Twenty-five years ago, Michael Green was a hippie leather maker supporting himself on the streets of San Francisco by selling handmade leather sandals and clothes.
If it weren't for a fishing boat job that never materialized, he might have ended up in Anchorage. Instead, he runs a factory on Queen Anne that produces some of this area's best-selling women's handbags.
Sold at Nordstrom stores and some specialty shops, the Michael Green line of purses, bags and briefcases is inevitably compared with Coach leatherwear. Like Coach, Green's bags have clean, tailored lines and come in mostly traditional colors. Leatherwear connoisseurs, however, notice differences.
Green's leather is a bit firmer, his styles slightly less blocky. He says he has lots of repeat customers and is popular with Asian tourists. Susan McDonald, Nordstrom spokeswoman, says: "People around here like to buy Northwest. It's one of our most popular lines."
Retailing from $26 for a small passport pouch to $264 for a briefcase, Green's bags cost somewhat less than Coach bags. He makes 35 styles in 13 colors, though some 60 percent of everything he sells is black. Each year Green adds four or five styles - his newest designs are more gently rounded, he says, like the newest car silhouettes. He has annual sales of about $500,000 and guesses that he could sell more if he tried marketing outside of Washington and Oregon. But his '60s philosophical roots show through when he says he isn't interested in getting much bigger.

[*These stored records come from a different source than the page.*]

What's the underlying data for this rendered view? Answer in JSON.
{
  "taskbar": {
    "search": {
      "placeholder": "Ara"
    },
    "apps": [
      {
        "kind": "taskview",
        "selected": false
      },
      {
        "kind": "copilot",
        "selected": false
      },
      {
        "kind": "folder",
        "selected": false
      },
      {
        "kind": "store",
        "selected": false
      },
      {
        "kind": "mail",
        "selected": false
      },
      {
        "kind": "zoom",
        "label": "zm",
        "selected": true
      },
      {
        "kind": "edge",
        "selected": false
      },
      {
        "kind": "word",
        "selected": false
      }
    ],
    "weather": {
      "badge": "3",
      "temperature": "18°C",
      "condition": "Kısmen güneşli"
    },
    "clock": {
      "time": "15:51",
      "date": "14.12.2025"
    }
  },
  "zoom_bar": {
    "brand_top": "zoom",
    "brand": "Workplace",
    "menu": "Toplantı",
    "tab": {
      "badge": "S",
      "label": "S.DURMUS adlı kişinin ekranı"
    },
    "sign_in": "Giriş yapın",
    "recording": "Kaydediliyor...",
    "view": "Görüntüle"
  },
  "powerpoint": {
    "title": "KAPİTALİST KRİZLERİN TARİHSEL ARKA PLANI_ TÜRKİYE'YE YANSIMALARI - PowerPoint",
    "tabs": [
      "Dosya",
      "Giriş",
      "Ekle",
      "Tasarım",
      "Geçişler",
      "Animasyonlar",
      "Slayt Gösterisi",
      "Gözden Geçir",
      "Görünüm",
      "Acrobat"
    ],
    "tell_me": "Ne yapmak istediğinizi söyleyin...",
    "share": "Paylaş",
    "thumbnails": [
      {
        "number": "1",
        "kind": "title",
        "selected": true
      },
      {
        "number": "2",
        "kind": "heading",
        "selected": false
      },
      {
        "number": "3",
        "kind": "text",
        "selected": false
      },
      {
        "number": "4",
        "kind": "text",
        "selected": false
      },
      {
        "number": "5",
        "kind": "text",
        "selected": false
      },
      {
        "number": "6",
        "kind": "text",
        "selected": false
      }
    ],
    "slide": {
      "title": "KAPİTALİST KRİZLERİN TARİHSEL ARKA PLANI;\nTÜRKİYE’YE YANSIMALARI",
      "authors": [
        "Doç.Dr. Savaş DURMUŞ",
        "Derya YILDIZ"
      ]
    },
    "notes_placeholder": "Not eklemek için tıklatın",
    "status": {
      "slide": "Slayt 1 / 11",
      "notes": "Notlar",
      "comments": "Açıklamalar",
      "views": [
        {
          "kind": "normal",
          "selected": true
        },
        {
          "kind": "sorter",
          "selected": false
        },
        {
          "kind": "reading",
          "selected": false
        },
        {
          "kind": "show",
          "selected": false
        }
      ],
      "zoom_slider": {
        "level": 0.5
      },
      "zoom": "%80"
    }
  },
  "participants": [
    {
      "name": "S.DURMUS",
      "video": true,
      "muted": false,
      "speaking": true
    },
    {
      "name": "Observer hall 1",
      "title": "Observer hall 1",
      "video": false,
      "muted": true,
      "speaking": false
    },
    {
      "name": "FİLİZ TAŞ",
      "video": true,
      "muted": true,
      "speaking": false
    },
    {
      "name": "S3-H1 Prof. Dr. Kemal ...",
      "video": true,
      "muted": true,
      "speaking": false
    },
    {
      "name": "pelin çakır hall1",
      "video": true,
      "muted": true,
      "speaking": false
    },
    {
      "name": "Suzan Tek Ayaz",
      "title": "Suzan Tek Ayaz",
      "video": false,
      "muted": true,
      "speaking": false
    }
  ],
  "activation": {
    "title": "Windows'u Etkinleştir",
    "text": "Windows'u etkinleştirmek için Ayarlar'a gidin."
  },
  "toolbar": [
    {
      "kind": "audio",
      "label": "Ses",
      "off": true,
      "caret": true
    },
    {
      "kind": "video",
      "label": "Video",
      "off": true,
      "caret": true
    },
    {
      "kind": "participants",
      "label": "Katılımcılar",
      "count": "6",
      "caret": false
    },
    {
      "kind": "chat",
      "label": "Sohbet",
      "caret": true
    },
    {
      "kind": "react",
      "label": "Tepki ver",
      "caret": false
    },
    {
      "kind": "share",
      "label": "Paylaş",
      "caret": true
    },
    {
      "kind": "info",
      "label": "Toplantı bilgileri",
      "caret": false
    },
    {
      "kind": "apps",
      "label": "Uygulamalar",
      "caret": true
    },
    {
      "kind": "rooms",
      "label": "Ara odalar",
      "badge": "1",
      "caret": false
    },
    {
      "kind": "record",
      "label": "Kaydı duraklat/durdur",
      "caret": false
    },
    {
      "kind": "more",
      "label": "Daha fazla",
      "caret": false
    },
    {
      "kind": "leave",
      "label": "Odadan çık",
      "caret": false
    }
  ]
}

"Look, I have six good employees and I'm getting a secretary one day a week," says Green. "I answer the phone if I'm here and after I leave, someone else answers the phone. I have a nice lifestyle and I go home every day to my family on Bainbridge. I really don't have an interest in going national."
A Long Island native whose speech still retains an unmistakable East Coast speediness, Green said he "sewed as a kid, and messed around on my mother's sewing machine repairing upholstery." After high school he attended the Fashion Institute of Technology in New York with ambitions of going into apparel design. But it was the mid-'60s, and he gravitated to San Francisco instead, where he learned how to work with leather.
Tired of San Francisco's crowds and flower-power trendiness, he headed to Seattle in the late '60s, expecting to get a job on an Alaska-bound fishing boat. But the number he called was out of order. "So I went over to U of W, like any good hippie would, and met a guy handing out radical leaflets who invited me to stay at his place." He started plying his trade at local crafts fairs and by the early '70s had caught the attention of Nordstrom, which has carried his line ever since.
These days the only crafts fair he works is the annual University Street Fair, upcoming this weekend, where he sells seconds and discontinued lines.